For a bridge and tunnel kid in 1980 New York...check that...for a Catholic bridge and tunnel kid in 1980 New York, Jim Carroll's Catholic Boy was canonical, a bass-charged liturgy of the word - if the word descended from the Beats and Allen Ginsberg, its bearer transfigured into a poetry-pouting punk rocker with an angry hit record. The record's cover hangs framed in my basement rec room, near the Rock Band video game set-up and my 14-year-old's drum kit. Nearly 30 years ago, it was always in the stack on the turntable and the Jim Carroll Band's shows at the Ritz always brought out the punk royalty, from Patti Smith to Stiv Bators to Richard Hell. At least in my (somewhat gauze-wrapped) memory, they were real events and Carroll - who couldn't really sing per se, but still knew how to sell the story - was treated like an archbishop.

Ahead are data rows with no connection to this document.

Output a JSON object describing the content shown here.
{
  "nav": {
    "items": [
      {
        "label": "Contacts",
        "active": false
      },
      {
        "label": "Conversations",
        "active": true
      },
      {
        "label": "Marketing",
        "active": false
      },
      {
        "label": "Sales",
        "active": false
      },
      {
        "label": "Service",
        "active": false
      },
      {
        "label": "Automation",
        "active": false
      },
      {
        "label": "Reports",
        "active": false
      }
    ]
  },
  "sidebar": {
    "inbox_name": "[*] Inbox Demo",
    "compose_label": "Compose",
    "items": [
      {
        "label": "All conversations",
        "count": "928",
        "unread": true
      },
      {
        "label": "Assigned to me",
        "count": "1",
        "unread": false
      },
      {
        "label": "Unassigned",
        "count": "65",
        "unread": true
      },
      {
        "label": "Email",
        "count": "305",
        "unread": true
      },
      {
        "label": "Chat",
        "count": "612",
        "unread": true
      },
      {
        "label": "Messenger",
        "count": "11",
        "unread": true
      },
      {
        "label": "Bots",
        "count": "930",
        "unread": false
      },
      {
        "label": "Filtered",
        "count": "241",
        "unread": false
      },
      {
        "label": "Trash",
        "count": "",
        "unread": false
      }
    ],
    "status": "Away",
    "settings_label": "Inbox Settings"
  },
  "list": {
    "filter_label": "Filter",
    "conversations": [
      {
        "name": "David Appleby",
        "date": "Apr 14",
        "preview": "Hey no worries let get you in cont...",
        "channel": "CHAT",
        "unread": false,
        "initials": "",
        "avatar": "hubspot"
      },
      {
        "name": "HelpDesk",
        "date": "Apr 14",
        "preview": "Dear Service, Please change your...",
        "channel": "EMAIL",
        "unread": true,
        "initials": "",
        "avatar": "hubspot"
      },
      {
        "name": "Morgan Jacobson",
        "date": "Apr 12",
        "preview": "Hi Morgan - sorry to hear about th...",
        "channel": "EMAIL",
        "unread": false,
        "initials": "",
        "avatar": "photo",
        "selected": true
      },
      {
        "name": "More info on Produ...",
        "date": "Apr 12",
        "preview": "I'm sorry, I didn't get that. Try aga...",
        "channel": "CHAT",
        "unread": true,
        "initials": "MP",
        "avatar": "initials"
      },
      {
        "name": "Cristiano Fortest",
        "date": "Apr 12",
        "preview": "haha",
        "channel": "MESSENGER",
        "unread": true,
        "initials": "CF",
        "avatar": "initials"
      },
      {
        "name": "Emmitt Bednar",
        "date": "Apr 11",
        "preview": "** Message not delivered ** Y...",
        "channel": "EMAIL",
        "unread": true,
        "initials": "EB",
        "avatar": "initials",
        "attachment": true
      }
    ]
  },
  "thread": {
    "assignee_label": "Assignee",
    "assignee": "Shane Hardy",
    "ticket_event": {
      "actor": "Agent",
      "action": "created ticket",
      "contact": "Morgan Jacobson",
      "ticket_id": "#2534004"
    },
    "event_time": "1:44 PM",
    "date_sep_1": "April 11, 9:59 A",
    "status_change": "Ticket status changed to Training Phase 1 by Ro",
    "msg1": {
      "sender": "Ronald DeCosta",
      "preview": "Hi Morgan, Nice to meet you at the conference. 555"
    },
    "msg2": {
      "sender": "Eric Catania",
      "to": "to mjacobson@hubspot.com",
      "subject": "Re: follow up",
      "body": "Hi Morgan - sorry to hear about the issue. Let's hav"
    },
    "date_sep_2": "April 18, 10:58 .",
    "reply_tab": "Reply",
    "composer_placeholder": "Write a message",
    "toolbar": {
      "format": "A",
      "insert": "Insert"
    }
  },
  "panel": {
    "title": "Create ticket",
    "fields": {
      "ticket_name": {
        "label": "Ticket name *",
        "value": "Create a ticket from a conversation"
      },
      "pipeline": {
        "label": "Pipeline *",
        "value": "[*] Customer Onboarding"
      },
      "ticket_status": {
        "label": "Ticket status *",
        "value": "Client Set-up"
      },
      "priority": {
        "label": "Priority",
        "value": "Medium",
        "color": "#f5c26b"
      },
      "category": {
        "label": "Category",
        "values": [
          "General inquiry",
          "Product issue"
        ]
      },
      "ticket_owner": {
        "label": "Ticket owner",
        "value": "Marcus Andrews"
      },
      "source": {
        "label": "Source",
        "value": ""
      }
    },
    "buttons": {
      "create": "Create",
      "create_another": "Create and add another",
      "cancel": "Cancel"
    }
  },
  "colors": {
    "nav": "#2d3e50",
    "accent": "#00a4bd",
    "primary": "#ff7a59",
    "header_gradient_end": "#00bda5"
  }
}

And based on that one record, it didn't seem too much to bend and kiss the ring. It was great, from the iconic People Who Died to the title track (which I quoted in a Lenten post earlier this year).
I was a Catholic boy
Redeemed through pain
And not through joy
Carroll died of a heart attack at 60 last week, and my friend Gerry Howard has a moving tribute in Slate (via Jim Wolcott):
Cognoscenti of downtown culture knew Jim as a literary prodigy who was publishing his poems and diaries in the Paris Review in his teens. He was a fully paid-up member of New York's hip aristocracy, Lou Reed's peer, Patti Smith's lover, Allen Ginsberg's acolyte, Robert Smithson's friend, permanently welcome in the Valhalla of Max's Kansas City's back room. And I had the pleasure of publishing most of his work when I was an editor at Penguin in the '80s.
Tall, slim, athletic, pale, and spectral as many ex-junkies are, Jim was a vivid presence in any setting. He was a classic and now vanishing New York type: the smart (and smartass) Irish kid with style, street savvy, and whatever the Gaelic word for chutzpah is. The line of succession runs from Jimmy Cagney and Jimmy Walker through Emmett Grogan and Al McGuire. In the '30s they would have cast him immediately as a Dead End Kid—he certainly had the unreconstructed accent for the part, an urban rasp that was sweet music to my aboriginal ears. He came up athletically in an era when New York produced the best basketball players in the country—and a lot of them were white. Despite playing his high-school ball for a Manhattan prep school, Jim could more than hold his own on some of the toughest playgrounds in the city against the likes of Lew Alcindor and Dean "the Dream" Meminger. But his street-kid affect never quite hid his essentially generous and vulnerable nature and his poetic soul.
I love that line about the Dead End Kids and Carroll's place in their ranks. Though a literary darling as welcome in the back room of Max's as any of the downtown cognoscenti, Carroll's work covered a different New York entirely. Still, his death does mark yet another great name leaving a city that used to house voices that stirred many a poetic soul. As Wolcott says:
"With his passing, another link to the Beats and the St. Marks poetry scene and the Warhol Factory joins the posthumous fraternity of the starry Kerouac night."
Here's a video of the Jim Carroll Band hammering through People Who Died on Friday's (h/t Dennis Perrin):